> [WORK INSTRUCTION] For each entry, repeat the text exactly and omit any picture it holds.

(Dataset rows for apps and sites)
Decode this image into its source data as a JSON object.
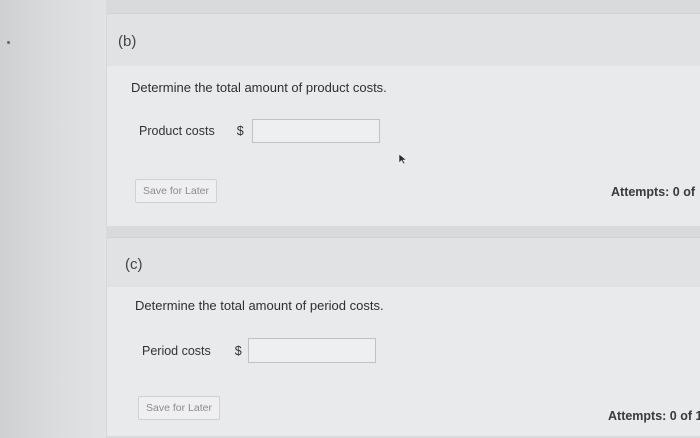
{
  "parts": [
    {
      "label": "(b)",
      "question": "Determine the total amount of product costs.",
      "field_label": "Product costs",
      "currency": "$",
      "value": "",
      "save_label": "Save for Later",
      "attempts": "Attempts: 0 of"
    },
    {
      "label": "(c)",
      "question": "Determine the total amount of period costs.",
      "field_label": "Period costs",
      "currency": "$",
      "value": "",
      "save_label": "Save for Later",
      "attempts": "Attempts: 0 of 1"
    }
  ],
  "icons": {
    "cursor": "mouse-pointer-icon"
  }
}
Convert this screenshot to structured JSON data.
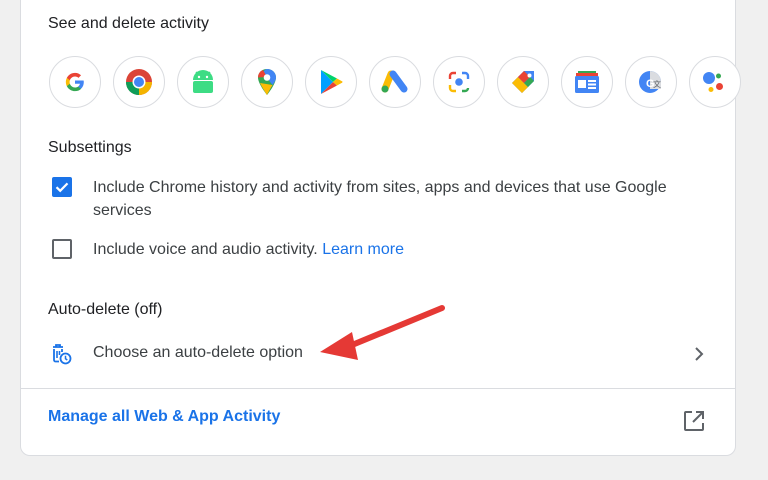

> [WRITTEN RESPONSE]
Decode this image into its source data as a JSON object.
{
  "parts": [
    {
      "label": "(b)",
      "question": "Determine the total amount of product costs.",
      "field_label": "Product costs",
      "currency": "$",
      "value": "",
      "save_label": "Save for Later",
      "attempts": "Attempts: 0 of"
    },
    {
      "label": "(c)",
      "question": "Determine the total amount of period costs.",
      "field_label": "Period costs",
      "currency": "$",
      "value": "",
      "save_label": "Save for Later",
      "attempts": "Attempts: 0 of 1"
    }
  ],
  "icons": {
    "cursor": "mouse-pointer-icon"
  }
}
Convert this screenshot to structured JSON data.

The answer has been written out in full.